Records for the exercise:
◆ ◆ ◆ ◆ ◆ ◆ ◆
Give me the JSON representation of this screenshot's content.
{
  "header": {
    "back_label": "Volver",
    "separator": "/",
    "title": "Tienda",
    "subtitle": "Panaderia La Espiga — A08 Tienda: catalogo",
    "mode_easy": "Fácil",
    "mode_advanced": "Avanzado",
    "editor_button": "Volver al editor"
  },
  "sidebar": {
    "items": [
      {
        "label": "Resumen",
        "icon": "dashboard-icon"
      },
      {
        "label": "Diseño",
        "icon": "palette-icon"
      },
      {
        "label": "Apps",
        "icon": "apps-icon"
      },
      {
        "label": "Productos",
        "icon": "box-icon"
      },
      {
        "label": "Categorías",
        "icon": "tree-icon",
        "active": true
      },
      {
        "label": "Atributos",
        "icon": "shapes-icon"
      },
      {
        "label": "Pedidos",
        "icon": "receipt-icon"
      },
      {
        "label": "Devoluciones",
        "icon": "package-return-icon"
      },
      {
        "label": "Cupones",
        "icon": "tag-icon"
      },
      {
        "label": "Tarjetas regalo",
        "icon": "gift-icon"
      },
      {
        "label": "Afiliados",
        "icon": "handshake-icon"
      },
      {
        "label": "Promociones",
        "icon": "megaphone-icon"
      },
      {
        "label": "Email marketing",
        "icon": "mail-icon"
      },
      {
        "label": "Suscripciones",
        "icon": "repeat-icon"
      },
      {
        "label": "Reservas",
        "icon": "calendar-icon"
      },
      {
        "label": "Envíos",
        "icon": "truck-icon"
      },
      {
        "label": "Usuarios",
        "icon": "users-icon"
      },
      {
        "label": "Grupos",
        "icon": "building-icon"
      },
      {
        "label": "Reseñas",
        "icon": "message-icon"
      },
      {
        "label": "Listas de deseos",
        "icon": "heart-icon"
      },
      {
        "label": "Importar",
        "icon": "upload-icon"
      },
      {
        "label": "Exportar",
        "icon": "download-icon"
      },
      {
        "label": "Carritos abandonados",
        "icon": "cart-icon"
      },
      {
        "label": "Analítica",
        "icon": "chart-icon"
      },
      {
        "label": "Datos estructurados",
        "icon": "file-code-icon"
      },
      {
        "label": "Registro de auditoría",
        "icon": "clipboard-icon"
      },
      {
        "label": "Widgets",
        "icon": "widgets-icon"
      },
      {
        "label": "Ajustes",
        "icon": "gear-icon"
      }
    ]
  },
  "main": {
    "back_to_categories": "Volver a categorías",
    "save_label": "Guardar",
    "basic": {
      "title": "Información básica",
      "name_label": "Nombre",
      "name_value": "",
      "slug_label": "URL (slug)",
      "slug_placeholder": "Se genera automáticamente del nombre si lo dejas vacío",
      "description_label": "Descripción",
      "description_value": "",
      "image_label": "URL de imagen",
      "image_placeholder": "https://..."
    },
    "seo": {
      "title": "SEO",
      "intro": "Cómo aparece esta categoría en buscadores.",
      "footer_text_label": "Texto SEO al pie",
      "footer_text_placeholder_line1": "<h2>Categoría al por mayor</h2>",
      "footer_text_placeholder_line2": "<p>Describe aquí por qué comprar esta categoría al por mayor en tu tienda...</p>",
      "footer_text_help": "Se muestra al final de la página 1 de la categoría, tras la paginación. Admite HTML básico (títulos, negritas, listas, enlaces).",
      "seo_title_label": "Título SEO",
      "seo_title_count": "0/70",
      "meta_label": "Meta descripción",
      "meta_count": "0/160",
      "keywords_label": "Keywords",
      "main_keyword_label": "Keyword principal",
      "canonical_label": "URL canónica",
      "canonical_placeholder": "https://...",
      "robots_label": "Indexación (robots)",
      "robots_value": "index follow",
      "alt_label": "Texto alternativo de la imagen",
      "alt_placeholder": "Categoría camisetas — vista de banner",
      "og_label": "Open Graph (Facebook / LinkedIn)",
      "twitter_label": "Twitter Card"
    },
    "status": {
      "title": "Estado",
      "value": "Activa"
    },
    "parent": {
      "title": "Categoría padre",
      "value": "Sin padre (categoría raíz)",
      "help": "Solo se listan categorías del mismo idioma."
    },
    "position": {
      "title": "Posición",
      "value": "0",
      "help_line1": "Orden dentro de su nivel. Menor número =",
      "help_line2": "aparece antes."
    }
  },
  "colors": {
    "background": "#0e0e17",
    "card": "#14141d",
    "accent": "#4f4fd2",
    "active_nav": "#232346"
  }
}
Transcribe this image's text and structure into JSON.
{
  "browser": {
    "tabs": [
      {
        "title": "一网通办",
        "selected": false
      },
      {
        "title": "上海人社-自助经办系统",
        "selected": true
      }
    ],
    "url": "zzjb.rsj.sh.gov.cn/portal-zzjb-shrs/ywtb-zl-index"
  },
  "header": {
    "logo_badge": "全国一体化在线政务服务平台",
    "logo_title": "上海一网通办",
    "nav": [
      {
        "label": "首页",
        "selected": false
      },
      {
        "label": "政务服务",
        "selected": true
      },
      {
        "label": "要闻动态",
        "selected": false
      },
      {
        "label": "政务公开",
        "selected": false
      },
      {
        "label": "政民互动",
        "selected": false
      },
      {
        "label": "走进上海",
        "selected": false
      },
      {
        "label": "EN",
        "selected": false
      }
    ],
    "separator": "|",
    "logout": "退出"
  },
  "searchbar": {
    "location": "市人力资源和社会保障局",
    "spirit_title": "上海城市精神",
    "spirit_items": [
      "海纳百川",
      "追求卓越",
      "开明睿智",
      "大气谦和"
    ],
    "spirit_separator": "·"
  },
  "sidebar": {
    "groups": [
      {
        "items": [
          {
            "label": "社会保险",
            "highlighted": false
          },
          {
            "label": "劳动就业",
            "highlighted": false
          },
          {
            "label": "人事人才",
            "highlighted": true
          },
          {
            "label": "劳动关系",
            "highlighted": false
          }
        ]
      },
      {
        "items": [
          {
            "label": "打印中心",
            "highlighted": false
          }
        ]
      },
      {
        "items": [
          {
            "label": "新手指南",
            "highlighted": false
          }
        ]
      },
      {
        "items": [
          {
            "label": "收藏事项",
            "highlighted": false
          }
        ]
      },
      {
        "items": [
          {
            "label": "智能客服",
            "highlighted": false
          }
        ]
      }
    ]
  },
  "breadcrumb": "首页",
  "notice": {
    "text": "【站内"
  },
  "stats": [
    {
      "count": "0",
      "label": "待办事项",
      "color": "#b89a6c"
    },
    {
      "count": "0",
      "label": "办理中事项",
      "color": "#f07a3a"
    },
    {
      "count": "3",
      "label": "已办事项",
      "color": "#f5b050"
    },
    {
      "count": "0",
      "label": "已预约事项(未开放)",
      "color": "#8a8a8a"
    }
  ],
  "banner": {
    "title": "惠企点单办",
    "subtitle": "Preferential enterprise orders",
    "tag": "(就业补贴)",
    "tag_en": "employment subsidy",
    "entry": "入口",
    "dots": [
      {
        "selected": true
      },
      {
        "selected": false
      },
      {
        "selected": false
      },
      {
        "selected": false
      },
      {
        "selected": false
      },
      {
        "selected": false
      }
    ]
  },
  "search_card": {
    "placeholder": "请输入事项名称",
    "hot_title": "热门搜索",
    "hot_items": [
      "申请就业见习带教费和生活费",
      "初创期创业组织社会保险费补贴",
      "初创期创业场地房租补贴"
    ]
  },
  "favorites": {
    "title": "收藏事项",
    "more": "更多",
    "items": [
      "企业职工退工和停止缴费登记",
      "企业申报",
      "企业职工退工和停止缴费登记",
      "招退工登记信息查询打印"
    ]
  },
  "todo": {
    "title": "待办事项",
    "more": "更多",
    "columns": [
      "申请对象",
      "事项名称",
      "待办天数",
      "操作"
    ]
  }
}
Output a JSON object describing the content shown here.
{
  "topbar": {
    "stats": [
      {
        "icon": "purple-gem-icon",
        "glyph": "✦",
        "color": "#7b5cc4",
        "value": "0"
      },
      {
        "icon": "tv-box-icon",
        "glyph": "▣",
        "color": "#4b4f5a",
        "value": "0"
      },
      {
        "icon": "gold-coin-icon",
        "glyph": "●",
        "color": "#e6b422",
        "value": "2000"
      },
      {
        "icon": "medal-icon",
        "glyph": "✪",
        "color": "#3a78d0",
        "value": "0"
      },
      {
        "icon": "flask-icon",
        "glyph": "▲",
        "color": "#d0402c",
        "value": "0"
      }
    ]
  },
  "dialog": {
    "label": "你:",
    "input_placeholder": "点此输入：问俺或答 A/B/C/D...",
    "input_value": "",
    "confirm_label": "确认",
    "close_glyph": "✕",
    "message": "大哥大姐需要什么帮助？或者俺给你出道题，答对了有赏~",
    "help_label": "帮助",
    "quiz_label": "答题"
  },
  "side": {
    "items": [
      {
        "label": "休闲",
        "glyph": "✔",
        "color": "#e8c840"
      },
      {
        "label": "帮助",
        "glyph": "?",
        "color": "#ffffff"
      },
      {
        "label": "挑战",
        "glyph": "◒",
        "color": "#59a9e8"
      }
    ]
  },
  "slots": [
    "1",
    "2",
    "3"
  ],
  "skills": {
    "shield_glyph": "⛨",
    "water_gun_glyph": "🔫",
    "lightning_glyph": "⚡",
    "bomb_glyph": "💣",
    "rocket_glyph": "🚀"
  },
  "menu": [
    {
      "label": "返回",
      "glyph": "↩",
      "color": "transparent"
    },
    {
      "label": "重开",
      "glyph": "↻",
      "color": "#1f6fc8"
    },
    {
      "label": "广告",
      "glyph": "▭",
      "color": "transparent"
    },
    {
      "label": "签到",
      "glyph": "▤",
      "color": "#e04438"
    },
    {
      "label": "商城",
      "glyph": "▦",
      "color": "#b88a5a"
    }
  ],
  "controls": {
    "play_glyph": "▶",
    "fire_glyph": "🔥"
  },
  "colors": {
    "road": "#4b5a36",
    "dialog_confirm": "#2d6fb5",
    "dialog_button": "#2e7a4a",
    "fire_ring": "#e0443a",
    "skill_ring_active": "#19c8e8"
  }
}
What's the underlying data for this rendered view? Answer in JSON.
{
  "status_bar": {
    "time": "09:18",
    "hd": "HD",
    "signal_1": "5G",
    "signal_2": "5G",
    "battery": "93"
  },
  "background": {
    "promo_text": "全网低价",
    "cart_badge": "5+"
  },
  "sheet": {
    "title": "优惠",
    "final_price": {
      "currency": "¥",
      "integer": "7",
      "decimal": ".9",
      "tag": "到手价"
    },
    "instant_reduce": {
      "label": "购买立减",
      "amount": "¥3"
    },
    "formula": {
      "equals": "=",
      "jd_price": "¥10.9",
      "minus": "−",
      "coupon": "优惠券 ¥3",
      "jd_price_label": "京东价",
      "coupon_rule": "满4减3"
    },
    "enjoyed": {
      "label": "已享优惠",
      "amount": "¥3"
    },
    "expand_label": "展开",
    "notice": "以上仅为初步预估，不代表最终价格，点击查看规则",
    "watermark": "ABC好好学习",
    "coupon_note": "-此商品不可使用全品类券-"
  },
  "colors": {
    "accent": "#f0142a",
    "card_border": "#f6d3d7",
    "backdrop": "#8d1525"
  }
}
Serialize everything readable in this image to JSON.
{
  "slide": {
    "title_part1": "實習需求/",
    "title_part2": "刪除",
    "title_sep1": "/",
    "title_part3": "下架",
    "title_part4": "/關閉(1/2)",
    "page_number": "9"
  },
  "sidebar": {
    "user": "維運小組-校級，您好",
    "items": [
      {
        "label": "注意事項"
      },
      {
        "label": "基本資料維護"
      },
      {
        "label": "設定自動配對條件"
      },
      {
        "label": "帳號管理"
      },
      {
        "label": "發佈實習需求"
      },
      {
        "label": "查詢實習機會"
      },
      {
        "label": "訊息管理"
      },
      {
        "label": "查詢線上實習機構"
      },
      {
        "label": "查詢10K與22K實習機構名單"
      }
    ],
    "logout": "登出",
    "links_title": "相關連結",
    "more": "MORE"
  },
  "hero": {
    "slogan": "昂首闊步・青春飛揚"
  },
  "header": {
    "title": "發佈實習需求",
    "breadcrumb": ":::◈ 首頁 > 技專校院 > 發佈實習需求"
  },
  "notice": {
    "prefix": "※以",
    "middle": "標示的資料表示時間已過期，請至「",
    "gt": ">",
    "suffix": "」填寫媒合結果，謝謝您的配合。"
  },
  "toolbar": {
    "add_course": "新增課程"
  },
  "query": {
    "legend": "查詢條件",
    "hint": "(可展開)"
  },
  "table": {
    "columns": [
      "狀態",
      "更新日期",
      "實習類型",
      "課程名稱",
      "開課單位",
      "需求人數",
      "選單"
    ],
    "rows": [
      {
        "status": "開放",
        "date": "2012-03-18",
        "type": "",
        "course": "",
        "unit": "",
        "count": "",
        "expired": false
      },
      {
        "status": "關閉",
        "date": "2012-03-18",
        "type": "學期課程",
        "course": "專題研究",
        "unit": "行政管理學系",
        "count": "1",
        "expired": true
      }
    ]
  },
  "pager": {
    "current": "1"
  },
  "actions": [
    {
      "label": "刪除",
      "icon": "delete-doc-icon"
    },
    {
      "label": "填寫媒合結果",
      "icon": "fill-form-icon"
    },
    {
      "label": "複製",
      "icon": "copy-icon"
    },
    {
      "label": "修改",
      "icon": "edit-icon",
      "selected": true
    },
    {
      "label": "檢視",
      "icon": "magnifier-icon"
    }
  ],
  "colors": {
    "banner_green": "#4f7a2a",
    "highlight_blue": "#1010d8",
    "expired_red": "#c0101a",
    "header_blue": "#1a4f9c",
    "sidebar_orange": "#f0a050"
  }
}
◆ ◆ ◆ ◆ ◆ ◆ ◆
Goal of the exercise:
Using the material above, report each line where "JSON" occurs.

Solution:
Give me the JSON representation of this screenshot's content.
Transcribe this image's text and structure into JSON.
Output a JSON object describing the content shown here.
What's the underlying data for this rendered view? Answer in JSON.
Serialize everything readable in this image to JSON.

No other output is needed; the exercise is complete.